First Friday: Didn’t finish

My first Friday Writing. I didn’t finish it.

I only worked with him for a year or so, and I was never his primary.  When I had started at my first job, we’ll call it The Home, I was assigned to the Gangbanger Unit.  He, we’ll call him Steven Smith, was assigned to the Psychiatric Needs ward.  I had heard about him–IQ of over 200, 60+ hands on victims by 16–during training.  During out training class, we were always encouraged to look past our clients histories and offenses and see them for the kids that they were.  Of course, The Home tried to train us to keep the the offenses in the back of our heads, but not keep in mind that our clents were still children. 

Steven made that damn near impossible. 

The rumors surrounding Steven were terrifying. He was rumored to have a safety plan for every member of the staff:  He was allegedly fantasizing about raping or murdering (or both) every member of the staff.  He was alleged to have created his own language where he kept his notes on how he was to accomplish his assaults.  He was also supposed to have manipulated all of the clients on his floor into sexual activity with him.  I didn’t pay most of it any attention.  The staff member who told me these rumors was, to be generous, a lying asshole who couldn’t be trusted to clock in on time.  Eventually, Steven was transferred to my unit.  Without going into great detail, the psychiatric ward was completely mismanaged, and a number of clients who were difficult to work with were transferred to our unit (we had the greatest success rate of any unit in the facility).  I was looking forward to working with, if only to try my hand at more difficult clients. 

I wasn’t made his primary caregiver. That task was assigned to another male staff member.  Steven was not allowed to have any female staff.  His primary and therapist had to be male.  Steven had manipulated staff before.  I was also told that his fantasies had been to violent to allow him to alone with any of the female staff.  All of our clients had to keep fantasy logs.  We were encouraged to read them to helfp facilitate our client’s treatment. I read some of Steven’s older ones–but he started putting odd symbols on them–and I couldn’t find his newer ones. His therapist, the agencies second doctor, was the only one who was allowed to read them.  If I remember right, we were told, “It was just too weird” to read. By this point in my career, I had read fantasies involving all sorts of terrible things.  Being told I couldn’t read his logs let my imagination run wild.  We did get emails from this therapist notifying us of new fantasies–typically “heads up, Steven doesn’t like you right now,” or “Steve is having sexual fantasies about you”–but nothing more detailed than that.  At this point, I had read fantasies involving rape and murder.  We still couldn’t read Steve’s. 

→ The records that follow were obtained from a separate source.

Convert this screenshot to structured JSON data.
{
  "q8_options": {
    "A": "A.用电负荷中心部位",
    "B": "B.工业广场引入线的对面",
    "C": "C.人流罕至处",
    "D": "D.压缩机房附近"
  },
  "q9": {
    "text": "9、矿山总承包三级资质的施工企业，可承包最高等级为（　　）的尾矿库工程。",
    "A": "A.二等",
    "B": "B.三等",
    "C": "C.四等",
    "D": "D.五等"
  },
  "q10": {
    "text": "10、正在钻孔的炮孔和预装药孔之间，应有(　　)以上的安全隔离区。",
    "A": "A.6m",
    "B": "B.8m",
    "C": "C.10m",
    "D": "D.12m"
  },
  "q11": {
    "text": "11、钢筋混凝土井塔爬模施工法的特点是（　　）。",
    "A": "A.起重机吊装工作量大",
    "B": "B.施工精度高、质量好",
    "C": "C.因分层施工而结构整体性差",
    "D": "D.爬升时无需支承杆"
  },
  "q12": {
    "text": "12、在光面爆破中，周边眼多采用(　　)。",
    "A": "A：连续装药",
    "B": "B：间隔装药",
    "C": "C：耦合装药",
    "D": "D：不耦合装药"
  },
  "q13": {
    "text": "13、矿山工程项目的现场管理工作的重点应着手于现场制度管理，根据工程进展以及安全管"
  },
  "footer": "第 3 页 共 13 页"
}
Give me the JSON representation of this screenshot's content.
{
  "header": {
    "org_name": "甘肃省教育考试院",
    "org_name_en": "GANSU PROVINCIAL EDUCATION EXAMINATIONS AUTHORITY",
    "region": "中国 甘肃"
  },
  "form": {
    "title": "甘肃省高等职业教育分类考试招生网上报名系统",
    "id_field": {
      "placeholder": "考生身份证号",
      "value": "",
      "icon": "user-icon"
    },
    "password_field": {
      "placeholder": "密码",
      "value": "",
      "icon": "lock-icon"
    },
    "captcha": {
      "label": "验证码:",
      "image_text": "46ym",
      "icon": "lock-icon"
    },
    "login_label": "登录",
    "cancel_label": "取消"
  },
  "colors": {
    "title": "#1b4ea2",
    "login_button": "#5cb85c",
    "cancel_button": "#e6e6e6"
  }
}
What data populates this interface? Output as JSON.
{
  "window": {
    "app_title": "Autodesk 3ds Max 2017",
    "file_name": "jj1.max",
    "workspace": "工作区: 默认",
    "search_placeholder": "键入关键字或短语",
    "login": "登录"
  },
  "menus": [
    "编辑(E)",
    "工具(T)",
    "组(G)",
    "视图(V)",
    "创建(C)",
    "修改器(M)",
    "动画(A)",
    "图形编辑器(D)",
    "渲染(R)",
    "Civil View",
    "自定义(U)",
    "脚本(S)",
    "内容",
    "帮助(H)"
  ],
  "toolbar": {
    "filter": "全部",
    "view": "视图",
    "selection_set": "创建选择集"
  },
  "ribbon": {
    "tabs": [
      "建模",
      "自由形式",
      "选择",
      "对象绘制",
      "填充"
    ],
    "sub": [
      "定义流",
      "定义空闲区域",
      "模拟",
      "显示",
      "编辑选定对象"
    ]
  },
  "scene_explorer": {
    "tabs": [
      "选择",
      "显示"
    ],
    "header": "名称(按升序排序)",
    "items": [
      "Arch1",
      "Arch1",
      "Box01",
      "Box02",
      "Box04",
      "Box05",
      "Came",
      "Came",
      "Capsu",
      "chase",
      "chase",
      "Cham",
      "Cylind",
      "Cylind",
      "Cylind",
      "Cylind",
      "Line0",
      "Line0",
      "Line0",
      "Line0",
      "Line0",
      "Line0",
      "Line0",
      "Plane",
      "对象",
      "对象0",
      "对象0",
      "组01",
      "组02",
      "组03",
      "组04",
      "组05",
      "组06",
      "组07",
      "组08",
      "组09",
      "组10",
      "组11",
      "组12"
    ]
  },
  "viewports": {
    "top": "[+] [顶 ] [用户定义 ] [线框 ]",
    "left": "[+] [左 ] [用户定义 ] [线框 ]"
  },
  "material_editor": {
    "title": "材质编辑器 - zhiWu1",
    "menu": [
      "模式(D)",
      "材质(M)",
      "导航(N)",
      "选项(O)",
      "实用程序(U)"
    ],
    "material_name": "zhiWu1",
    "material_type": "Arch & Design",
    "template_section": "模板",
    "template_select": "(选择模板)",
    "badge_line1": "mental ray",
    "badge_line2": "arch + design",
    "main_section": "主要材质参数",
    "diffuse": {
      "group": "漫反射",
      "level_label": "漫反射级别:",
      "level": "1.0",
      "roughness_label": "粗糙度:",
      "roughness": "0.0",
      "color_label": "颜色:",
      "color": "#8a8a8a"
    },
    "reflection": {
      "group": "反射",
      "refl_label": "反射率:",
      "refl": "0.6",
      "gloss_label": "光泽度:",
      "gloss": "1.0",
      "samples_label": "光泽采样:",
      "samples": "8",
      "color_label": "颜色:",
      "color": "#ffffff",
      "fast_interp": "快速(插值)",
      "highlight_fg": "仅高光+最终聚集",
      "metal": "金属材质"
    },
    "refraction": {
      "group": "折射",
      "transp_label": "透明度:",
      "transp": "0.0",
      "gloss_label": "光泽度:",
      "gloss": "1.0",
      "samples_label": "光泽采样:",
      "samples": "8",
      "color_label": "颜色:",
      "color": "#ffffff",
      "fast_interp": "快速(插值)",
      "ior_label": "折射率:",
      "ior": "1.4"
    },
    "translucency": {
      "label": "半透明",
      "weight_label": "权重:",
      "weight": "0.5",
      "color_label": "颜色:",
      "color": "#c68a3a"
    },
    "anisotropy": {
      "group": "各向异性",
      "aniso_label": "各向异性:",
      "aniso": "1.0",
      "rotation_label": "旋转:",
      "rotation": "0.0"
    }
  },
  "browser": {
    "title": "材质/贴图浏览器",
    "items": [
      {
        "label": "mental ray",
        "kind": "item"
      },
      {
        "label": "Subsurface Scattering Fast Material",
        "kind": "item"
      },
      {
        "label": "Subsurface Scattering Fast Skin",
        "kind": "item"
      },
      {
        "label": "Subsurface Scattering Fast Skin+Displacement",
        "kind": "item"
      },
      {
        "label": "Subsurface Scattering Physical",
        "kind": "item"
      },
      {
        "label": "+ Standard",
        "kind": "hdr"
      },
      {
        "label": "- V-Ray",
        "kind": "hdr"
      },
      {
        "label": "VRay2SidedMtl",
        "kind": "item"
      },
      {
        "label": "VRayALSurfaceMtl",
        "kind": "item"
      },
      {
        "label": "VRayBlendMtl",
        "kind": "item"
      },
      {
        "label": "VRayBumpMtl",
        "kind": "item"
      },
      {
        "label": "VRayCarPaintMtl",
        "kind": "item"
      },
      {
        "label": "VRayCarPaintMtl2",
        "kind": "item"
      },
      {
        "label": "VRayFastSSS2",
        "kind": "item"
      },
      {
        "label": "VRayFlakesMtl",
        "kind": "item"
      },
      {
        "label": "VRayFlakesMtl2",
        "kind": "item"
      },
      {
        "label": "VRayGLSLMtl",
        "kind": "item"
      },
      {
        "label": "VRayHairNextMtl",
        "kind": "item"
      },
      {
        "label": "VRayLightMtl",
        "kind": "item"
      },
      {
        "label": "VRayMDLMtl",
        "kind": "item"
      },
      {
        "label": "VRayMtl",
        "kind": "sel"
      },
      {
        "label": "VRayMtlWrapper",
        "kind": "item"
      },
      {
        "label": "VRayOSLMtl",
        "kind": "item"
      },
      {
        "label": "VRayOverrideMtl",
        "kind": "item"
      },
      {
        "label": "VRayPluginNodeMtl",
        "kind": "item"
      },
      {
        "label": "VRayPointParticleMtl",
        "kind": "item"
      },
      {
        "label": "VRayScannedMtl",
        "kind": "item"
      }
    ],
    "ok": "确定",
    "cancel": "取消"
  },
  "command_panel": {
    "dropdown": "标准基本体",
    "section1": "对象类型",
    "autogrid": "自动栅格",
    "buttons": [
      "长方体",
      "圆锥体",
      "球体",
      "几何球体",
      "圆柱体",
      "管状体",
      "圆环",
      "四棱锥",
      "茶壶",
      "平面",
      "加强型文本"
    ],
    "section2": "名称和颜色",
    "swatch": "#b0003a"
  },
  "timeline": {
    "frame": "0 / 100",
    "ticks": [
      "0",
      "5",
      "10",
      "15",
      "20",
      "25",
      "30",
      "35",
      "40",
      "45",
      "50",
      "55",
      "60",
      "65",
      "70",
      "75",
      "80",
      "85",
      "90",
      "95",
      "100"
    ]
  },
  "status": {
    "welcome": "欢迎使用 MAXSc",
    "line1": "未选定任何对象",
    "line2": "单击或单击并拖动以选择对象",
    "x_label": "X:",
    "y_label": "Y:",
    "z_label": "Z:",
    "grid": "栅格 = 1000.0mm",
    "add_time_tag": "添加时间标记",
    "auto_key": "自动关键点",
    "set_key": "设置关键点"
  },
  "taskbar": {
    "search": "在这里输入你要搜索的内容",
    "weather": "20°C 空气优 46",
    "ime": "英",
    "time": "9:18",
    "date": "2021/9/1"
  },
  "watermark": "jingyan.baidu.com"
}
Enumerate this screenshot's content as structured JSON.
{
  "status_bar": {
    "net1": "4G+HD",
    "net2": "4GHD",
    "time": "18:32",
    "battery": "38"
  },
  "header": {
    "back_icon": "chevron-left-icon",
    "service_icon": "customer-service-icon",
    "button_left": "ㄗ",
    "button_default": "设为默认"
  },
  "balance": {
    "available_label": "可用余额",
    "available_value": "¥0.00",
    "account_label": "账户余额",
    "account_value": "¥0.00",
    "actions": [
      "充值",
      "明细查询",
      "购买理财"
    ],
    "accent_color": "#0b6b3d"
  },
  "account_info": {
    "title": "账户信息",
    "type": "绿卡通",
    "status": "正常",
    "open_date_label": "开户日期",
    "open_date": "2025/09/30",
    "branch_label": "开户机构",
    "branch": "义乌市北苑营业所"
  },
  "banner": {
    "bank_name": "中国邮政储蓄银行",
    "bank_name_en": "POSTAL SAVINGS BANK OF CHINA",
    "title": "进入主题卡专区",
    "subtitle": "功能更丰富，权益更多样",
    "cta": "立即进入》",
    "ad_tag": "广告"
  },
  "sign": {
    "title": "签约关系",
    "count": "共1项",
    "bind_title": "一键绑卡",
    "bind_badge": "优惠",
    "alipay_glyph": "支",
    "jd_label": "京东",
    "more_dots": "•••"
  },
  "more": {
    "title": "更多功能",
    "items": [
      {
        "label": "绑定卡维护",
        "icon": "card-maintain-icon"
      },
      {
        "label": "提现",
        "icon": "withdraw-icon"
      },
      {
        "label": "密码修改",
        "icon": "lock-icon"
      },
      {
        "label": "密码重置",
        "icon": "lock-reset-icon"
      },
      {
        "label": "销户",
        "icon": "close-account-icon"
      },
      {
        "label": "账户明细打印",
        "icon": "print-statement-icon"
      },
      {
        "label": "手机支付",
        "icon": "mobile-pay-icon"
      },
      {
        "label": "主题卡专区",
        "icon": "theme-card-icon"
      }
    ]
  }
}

Without the documents, all I had left was Steve’s behaviors.  To introduce myself, I played him in chess.  My brother is surprisingly good at chess, and I’ve known how to play since junior high. I’m not terrible at it.  But Steve beat me faster than any computer program I’ve ever played.  I figured he would.  Residents at phase one would get to play board games, and the agency had a chess team.  Given half a chance, Steve would play chess against anyone.  The only real challenge for him was Speed Chess.  I knew this going into the game, but i used it to get a chance to talk to him. 

I told Steve right away that he woudl be able to beat me.  The rest of the staff talked me up–I was supposed to be the smart guy on the unit–but by my first move, Steve knew the truth.  I wasn’t a match for him.  He beat in fifteen moves over three games.  What he told me, however, was even better.

Steve bragged about how smart he was.  How good his memory for moves was.  He admitted he thought “at least ten moves ahead.”  When I pushed him on he thought outside of chess, he smiled and said, “yeah.  I tend to plan out everything.”

Let me tell you about STeve’s smile.  “A smile that doesn’t reach the eyes,” is often used in fiction to describe someone who was lying.  There are other implications, especially if you think that the eyes give a special insight into the soul.  Steve’s smile wasn’t something he had developed naturally.  When he smiled, it looked like he was trying to remember how to smile per the proper occasion.